Two important changes announced by Financial Services Compensation Scheme

The Financial Services Compensation Scheme (FSCS) has announced two important changes to the protection it gives people on cash savings that they hold in any bank or building society accounts covered by the scheme.

This includes the vast majority of mainstream current and savings accounts, including virtually all those available from the major UK banks or their subsidiaries that are authorised by the Prudential Regulation Authority (PRA) and the Financial Conduct Authority (FCA).

The two changes to the compensation scheme are:

Reduced deposit protection limit
From 1 January 2016, the FSCS will compensate you for up to £75,000 on cash deposits held with any one bank in the event of its failure, calculated by totaling all the money you’ve spread across any of its different subsidiary banking brands that are registered under the same banking licence.

For instance HSBC and First Direct are registered under the same banking licence, so if you had £40,000 with one and £40,000 with the other, then you’d only be compensated for £75,000 of the total £80,000 you’d placed with them.

However, £80,000 split between two entirely different banking groups would be covered in full.

It is not always clear which banks are operating under the same licence. For example, Lloyds Banking Group and Halifax operate under different licences, despite ultimately being part of the same company.

The lowering of the deposit guarantee limit is due to the European Union Deposit Guarantee Schemes Directive. It fixes a limit of €100,000 (or the equivalent) across Europe. As the pound has strengthened against the Euro, the limit has come down.

The FSCS says it is not introducing the new lower limit until January 2016, in order to give people time to move their money to new accounts in order to ensure they’re still protected.

New protection for temporarily high limits:
Starting from 3 July, the FSCS is also providing a £1 million protection limit for temporarily high bank balances held with a bank, building society or credit union if it fails.

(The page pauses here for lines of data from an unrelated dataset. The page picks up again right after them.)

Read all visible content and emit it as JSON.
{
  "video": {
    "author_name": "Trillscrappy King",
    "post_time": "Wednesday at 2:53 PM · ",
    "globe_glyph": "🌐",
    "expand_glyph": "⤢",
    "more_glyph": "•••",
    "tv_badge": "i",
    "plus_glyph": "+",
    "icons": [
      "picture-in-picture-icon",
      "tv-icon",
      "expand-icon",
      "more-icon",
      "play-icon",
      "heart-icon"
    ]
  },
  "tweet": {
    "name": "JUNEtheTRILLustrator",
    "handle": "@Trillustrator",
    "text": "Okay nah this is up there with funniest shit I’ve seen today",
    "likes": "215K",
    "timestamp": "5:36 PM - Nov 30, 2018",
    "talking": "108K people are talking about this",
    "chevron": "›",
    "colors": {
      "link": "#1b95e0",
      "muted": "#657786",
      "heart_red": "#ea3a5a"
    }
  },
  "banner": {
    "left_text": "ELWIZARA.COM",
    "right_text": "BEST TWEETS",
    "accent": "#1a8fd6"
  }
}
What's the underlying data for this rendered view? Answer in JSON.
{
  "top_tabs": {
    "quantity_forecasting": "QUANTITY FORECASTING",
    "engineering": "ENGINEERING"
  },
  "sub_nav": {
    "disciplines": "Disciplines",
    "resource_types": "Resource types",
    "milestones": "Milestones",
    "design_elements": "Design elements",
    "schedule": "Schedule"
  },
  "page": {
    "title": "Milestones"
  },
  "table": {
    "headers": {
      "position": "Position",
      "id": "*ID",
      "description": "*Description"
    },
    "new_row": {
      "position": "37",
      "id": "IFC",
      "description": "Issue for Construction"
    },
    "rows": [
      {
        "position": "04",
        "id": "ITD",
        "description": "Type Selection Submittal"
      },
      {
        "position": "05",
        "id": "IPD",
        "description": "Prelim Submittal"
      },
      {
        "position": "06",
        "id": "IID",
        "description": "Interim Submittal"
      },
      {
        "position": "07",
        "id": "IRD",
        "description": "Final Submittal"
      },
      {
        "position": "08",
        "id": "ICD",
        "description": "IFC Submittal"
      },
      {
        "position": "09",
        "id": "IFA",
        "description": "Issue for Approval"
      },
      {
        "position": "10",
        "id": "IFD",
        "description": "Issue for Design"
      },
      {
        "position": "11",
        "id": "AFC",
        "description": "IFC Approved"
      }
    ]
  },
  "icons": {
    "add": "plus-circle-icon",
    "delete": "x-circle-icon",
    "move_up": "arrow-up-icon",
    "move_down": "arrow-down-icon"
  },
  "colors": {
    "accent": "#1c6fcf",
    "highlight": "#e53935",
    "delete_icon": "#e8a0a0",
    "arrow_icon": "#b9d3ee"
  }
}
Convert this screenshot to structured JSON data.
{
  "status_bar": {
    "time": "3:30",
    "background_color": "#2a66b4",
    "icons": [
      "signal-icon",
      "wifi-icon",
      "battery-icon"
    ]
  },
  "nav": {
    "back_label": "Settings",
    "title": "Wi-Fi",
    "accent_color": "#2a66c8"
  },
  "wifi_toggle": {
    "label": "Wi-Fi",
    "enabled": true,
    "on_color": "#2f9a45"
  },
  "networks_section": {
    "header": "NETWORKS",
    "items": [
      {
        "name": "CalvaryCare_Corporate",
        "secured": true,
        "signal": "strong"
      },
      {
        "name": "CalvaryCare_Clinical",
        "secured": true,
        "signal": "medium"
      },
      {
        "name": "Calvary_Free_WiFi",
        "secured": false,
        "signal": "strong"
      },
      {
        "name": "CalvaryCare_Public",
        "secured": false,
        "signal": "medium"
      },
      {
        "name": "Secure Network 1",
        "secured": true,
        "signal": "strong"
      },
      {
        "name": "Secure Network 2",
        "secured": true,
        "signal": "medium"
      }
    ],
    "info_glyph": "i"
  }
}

The change again comes from the European Deposit Guarantee Schemes Directive, and it offers people with some types of temporary high balances FSCS protection on up to £1 million for up to six months.